But let's take the media tax to the logical extreme, and then a little beyond. First, think about paper. High-quality laser printers claim a 600 dpi resolution, but let's assume only 150 dpi would be recoverable and hence usable to store data reliably. With margins a normal A4 sheet of paper could then hold roughly 250 kilobytes of data. A box of 2000 sheets of copier paper could with double-sided printing hold one gigabyte. That's only 1% of the street price of the paper, but think about the volumes: roughly 300 000 metric tons is produced yearly, or approximately 6.5 billion euros worth of taxes. Worth lobbying, don't you think?
Ok, what about empty space. Waves propagating through space is also a storage medium. Suppose I send a laser beam one km away, where it is reflected back to a point one millimeter right of the origin, where it is reflected back one millimeter left of the first reflection point, etc. turning the beam gradually around. Approximately five seconds and 1.5 million reflections later the laser beam reaches its origin. With 10 ns pulses this device stores 62 megabytes of data. But the fun has just begun, because we can use many laser colors and stack such laser disks (SIC!) on top of each other. Even more efficient would be to construct a sphere instead of a ring of mirrors. The sphere would contain some 3*10^12 mirrors and the laser would reflect through all of them in four months. With, say, fourty different laser colors we could store over 5000 terabytes of data in the sphere. That's worth a million in media taxes!

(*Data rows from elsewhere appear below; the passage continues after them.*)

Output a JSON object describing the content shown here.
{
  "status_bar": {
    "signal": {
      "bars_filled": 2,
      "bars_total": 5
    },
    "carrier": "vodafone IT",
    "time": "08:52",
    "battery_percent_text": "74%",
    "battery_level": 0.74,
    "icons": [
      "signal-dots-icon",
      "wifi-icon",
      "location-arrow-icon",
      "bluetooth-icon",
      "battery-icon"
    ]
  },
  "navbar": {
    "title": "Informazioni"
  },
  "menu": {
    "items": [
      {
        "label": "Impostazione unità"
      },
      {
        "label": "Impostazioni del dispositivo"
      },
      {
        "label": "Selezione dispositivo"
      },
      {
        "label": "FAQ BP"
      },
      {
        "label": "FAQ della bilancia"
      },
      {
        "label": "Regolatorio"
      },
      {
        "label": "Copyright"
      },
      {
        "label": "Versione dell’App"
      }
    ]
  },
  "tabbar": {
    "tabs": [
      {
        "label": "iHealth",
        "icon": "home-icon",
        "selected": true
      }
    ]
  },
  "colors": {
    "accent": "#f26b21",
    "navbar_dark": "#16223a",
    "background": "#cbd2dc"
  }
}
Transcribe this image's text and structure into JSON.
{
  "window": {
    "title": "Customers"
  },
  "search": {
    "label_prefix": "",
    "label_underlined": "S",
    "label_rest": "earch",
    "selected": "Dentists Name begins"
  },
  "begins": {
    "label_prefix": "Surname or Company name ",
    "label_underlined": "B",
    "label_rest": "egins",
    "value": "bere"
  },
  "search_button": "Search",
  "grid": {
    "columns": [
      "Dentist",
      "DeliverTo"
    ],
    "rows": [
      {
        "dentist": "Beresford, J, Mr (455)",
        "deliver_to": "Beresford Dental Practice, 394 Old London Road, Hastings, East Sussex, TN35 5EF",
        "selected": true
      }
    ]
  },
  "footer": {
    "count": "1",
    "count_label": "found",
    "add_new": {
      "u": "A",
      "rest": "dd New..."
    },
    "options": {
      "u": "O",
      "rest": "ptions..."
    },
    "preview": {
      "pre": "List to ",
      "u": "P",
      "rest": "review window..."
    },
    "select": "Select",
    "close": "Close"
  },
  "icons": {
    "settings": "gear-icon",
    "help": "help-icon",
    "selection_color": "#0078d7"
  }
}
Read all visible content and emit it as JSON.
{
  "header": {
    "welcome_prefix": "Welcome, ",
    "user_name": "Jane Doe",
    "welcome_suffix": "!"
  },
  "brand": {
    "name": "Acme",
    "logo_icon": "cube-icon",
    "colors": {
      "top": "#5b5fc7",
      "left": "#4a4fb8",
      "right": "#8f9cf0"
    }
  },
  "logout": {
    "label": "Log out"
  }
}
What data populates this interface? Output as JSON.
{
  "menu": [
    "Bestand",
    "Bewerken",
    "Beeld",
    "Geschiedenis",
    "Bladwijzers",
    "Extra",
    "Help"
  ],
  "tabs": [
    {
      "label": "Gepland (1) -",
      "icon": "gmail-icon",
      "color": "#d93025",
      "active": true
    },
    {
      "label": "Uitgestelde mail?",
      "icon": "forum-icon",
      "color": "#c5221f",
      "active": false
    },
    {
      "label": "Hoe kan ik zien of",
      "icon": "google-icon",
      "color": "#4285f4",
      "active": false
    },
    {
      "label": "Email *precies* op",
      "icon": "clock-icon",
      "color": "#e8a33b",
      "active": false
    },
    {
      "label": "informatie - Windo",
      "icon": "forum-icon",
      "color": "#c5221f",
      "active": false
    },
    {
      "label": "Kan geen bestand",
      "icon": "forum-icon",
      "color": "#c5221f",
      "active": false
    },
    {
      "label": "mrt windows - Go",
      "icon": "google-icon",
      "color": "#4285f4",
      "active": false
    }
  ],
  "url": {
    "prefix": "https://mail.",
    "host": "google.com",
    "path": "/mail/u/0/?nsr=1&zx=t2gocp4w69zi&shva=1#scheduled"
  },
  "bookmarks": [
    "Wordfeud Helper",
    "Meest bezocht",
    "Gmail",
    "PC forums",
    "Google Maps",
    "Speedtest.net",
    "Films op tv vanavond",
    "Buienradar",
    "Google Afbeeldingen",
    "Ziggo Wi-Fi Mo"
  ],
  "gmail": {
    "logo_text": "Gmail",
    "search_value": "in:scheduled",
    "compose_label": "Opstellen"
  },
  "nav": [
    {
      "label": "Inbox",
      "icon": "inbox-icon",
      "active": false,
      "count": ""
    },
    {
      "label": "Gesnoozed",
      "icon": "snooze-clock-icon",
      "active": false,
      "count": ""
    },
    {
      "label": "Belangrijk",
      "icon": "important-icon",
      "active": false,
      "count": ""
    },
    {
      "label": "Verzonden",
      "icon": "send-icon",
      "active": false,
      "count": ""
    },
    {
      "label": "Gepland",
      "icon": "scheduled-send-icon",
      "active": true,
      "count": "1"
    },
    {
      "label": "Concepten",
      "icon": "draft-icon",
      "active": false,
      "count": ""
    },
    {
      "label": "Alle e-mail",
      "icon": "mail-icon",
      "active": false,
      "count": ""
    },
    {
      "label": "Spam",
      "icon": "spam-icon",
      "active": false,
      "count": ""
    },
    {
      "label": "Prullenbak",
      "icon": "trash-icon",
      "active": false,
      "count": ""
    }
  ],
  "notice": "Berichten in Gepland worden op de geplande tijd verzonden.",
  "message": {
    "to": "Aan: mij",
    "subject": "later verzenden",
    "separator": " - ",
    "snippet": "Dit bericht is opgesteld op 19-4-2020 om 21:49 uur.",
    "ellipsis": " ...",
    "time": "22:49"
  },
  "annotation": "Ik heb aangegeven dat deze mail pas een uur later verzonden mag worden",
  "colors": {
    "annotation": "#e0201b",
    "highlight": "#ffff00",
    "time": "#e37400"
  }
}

The German 3G licenses for 20 years cost over 3 billion (10^9) euros each. But the German airspace's volume could easily hold millions of laser spheres, each worth one million in media tax. This sounds the expensive 3G licenses of empty space were actually a bargain. Oh, the lasers can be a little bright, so remember to wear a tin foil hat should you enter the German airspace.
Now, let's resort to my pet peeve, homeopathy. Homeopaths claim that even if you dilute water so far that it no longer contains a single atom of the original remedy, the "memory of the water" will remember what it is supposed to cure. Logically we can extend this not only to vials of water, but also single water atoms. Hahnemann listed 217 remedies, but I don't know whether a water molecule can "remember" only one of them or any combination of these remedies. If the former, a water molecule can store 7.76 bits instead of 217 bits of information. If we assume the former, a litre of water can hold so much information that its media tax is worth 1200 times the whole world's GDP.
Taking off the tin foil hat, empty space is not economic and homeopathy is not possible as a storage medium. But media tax will nevertheless have to be moderated at some point. Otherwise future storage media, such as the HVD will cost nearly 1000 euros per disk.